I often say that Boo is not found anywhere in What to Expect. Nothing against that book, in particular, but it doesn’t really prepare you for parenting in the world of special needs. Now almost 4 years later I figure there are definitely three types of books needed
- For parent who receive just what they were expecting: a happy, healthy baby
- For parents who know they are going to have a special child
- For those of us who rouse the minute after giving birth and discover that they are in no way prepared for this unhealthy, unhappy baby
All of us love the child, regardless of which category they might fall into. However, for moms like me who were expecting child number 1 and got child number 3 a little advance notice might have been helpful.
Here is a not-so-short-list of things I would tell a new mom who just learned her life would never, ever, forever, not be What She Expected:
- The NICU nurses are awesome. They will tell you to take a walk, to sleep and let you hold your baby. It’s okay to cry around them, because they understand when they are not taking care of your little one they are taking care of you.
- The Doctors don’t know everything. Sure, they try to be all powerful. But the amount of science out there, combined with the limited about of understanding, leave a lot of room for improvement. So go with your gut. In the end you do not have to like the doctor, but you have to respect them. So if you do not, find a new one. They are not all the same and they are all replaceable. You are not.
- Yes, eventually you will brush your teeth. Just not today.
- Therapy begins as soon as you are able to put two words together.
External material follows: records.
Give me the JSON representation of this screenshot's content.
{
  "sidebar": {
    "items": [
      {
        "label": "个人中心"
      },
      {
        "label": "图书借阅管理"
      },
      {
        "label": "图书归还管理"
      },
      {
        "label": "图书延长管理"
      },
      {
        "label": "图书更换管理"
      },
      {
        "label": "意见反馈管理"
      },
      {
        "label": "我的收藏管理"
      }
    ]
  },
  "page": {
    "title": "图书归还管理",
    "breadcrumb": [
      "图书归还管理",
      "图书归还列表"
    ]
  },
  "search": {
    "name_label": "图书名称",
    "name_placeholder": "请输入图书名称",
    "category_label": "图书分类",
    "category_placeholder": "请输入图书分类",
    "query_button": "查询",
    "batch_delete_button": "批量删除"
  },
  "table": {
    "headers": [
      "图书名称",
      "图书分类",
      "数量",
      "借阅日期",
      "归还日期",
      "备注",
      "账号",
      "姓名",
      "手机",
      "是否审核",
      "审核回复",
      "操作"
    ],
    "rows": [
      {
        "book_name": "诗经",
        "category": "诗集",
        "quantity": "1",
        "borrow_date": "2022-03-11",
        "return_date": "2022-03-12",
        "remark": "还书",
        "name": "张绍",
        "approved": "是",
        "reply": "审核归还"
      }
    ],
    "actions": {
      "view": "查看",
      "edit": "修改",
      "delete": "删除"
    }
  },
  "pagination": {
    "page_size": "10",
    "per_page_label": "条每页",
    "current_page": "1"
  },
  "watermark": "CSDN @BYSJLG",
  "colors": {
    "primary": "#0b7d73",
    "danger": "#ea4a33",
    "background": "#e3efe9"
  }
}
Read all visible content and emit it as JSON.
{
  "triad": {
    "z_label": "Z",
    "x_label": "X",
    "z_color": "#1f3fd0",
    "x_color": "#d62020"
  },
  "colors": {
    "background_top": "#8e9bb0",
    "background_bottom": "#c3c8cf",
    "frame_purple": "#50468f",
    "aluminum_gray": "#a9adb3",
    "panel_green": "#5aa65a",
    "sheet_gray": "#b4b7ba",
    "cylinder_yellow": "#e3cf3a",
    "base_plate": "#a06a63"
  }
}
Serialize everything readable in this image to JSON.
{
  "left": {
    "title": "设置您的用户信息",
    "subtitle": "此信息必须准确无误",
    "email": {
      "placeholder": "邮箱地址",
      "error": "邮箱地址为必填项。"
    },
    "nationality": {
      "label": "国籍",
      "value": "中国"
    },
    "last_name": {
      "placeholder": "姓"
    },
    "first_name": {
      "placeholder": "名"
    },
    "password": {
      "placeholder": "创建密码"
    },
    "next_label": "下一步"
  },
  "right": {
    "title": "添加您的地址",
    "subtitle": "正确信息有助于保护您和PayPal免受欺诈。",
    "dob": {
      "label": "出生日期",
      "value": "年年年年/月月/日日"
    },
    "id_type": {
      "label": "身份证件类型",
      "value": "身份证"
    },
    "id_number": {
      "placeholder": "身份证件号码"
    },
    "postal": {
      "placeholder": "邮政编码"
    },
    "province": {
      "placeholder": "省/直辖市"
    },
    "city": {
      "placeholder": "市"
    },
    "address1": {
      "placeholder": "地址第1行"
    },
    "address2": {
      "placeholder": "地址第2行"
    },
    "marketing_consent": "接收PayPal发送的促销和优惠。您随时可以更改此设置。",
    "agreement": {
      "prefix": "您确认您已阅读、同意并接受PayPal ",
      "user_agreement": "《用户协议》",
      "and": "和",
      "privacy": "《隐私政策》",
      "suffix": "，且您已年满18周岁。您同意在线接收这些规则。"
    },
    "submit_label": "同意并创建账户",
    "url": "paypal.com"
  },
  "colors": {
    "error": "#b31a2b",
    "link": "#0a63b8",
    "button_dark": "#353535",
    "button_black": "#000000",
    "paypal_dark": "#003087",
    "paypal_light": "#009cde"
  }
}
Do not listen to those who say they are just ‘behind’. Go with your instincts. If you think your child should be rolling over, call Early Intervention. Do not wait for your pediatrician to be on board. Demand it. Honestly, they probably want you to start therapy but are afraid of hurting your feelings. I had one doctor tell me that most parents “aren’t ready to hear” that their child is delayed. So they wait for us to tell them.
- Yes, it is possible for a child in their first year of their life to meet more doctors in one day than you have in your entire life. In fact, they may meet more doctors, nurses and technicians than the number of people at your Town Hall Meeting.
- No your arms will never tire of holding and carrying your baby so she doesn’t throw up. But the Snuggly is a fabulous invention. If you do not have one, beg for one. Then ask some one to teach you how to put it on without throwing out your neck or (yes, I speak from experience). Added bonus of the Snuggly, you get to brush your teeth.
- You thought you became a parent, but in fact you became an advocate.
- Find your “safe person” and create your village. You will need to have some one to be strong once in a while when you need to crack.
- And if you can, find another mom who has been in the trenches longer than you. Learn from her and then pass that knowledge on to the mom that comes after you.
- You will become SUPERMOM. Defender of the innocent, advocate of the needy and the most loved person in the world.
- This is still the best thing that will ever happen to you. After all, the most treasured memories are the hardest to come by.
- You love this child, and it will all be okay.
- Cracking is okay. It will make you stronger in the long run and show you what you can handle.
- You will be okay. I promise. Your life has changed, and this is not the child you planned. And that’s okay. You probably weren’t the parent they were expecting either.
- Your child’s milestones will not be found in any book. But you will more accurately remember them. So when you are sad that your little wonder isn’t walking yet, remember how excited you were that they didn’t have to see a specialist that week.
- Perfection just has a better definition now.
That is what I would tell a brand new parent in the NICU.